This is, I guess,a continuation of my previous post - because what will follow is me stating my subject position and contextualising why I think, feel and respond to the Te Papa story in the way I do.
I'm a historian. A writer. I am do this because the past, and objects from the past, have, and always have had, meaning to me that I cannot rationalise or easily explain. Example: age ten, giggling and excited, I enter Notre Dame. Tourists throng on the cobbles. I look up and see the Rose Window. I am silent. Filled with an unknown feeling of terror, awe, pleasure and sadness. People made this. It had immutable meanings to them. Their effort, their mahi (work), their lives - seem to speak to me out of the past.
Example: Age 23, at a Passover seder, I meet a survivor. I shake his hand and the numbers on his arm fill me with tears, coldness, horror. That tattoo is the signifier, to me, of extreme evil. He wears it as an old friend, something he carries to ensure that the past cannot be forgotten.
Example: It is November, any year since I became an adult. I take out my folder of recipes and begin to make courimbiades, the Greek shortbread that my mother made every year. She is dead. She died eight years ago. I can feel her next to me, with me, as I watch my children shape the biscuits and insert the cloves.
Example: I am in the Auckland War Memorial Museum storage area, locating objects for inclusion in a book I am editing. We want to re-photograph many of the taonga, since the images from the previous edition of the book are very old. I don't wear gloves; neither does the curator. We touch the ancient bone, pounamu, wood with our bare hands so that our wairua can speak to the wairua of the object; the mana of the person who made it. I go into the area reserved for korowai; the curator asks me if I would like to try on a beautiful cloak made by Dame Rangimarie Hetet. Wearing it, I feel open, like a conduit, a doorway to the past.
I'll stop. You get the picture. For me, the past is palpable. And sacred. Things people have made, loved, touched, preserved, discarded - these things are powerful and carry within them the wairua of those who have interacted with them over time.

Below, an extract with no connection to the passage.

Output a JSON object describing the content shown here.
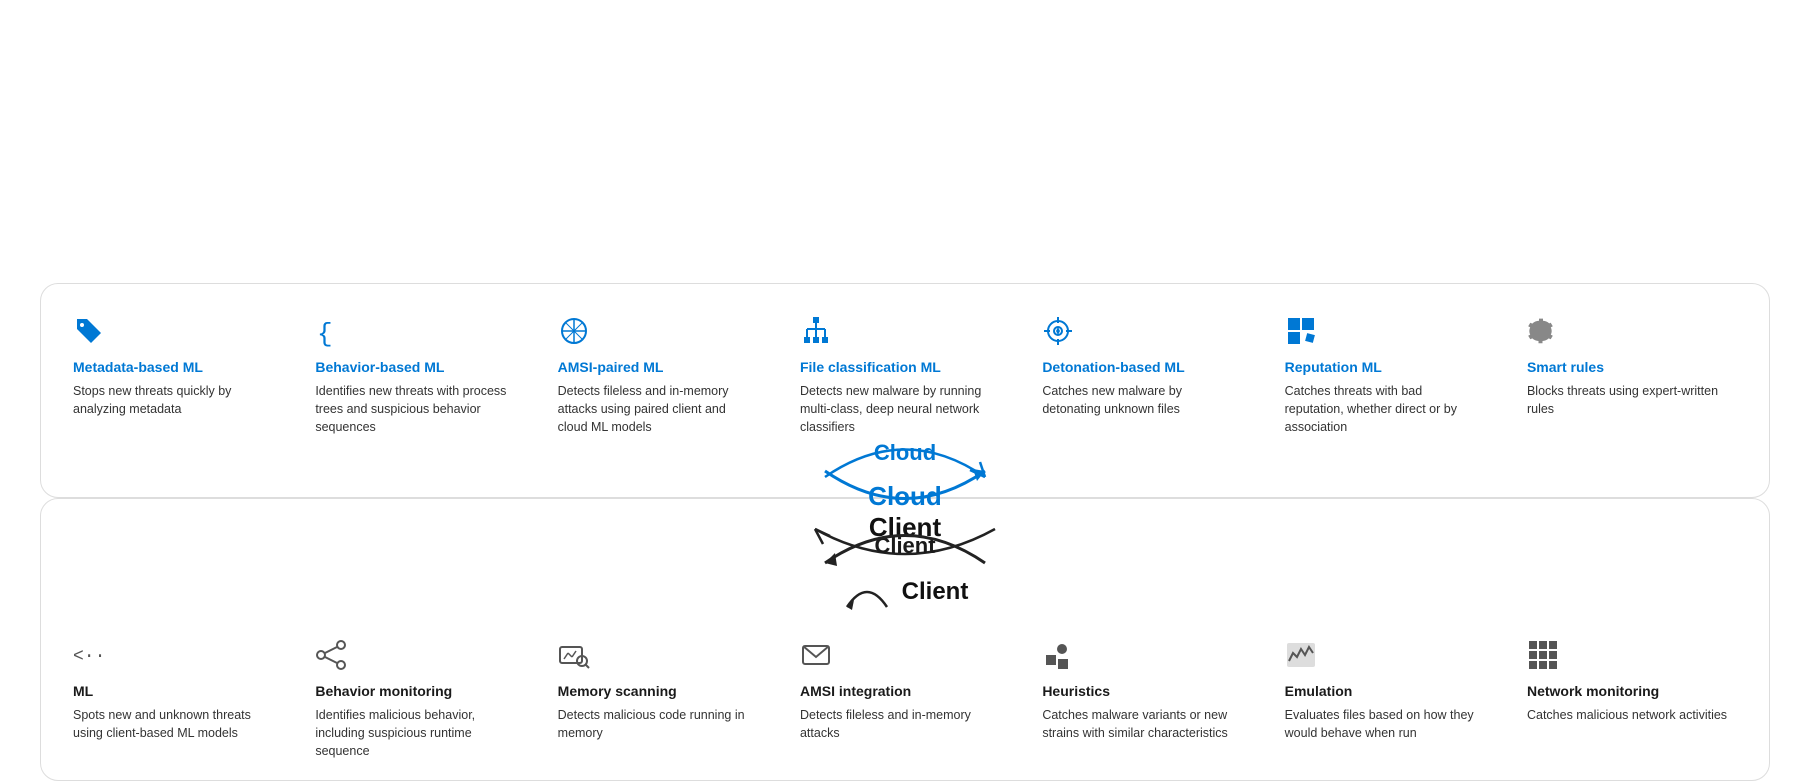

So - Te Papa. A few facts first: the taonga under contention are items that will never be displayed. The Museum holds them as kaitiaki; they are to be accessed only by the whanau and hapu that gifted them. There will never be a need to exclude members of the public, in a public exhibition context, from viewing them. There is little public understanding of this aspect of a musuem's role - preservation without public display.
The edict restricting access was advice; perhaps badly worded. However, those invited are all museum workers, aware of the context for the advice.
I am a feminist; how could I not be. I abhor cultural relativism. The edict, with the implications that women employees may have to pass on personal information to employers or co-workers, makes me uncomfortable.
But I'm also highly aware that objects do have power; and that we ignore this at our peril. I don't go into the Holocaust Gallery at the Auckland Musuem, despite this being my area of research. The objects there displayed have too much power for me to cope with interacting with them regularly. I go in once a year, on Yom HaShoah; I take my children; I explain.
So the brouhaha has me conflicted; however, I know that there are more things in heaven and earth than are dreamed of in your philosophy, Horatio. So I happily embrace the conflict. Objects have power; the past never leaves us; men and women are equal in their abilities and rights; peoples have differing ways of respecting and understanding the past; New Zealand re-negotiates our understandings of the past continuously.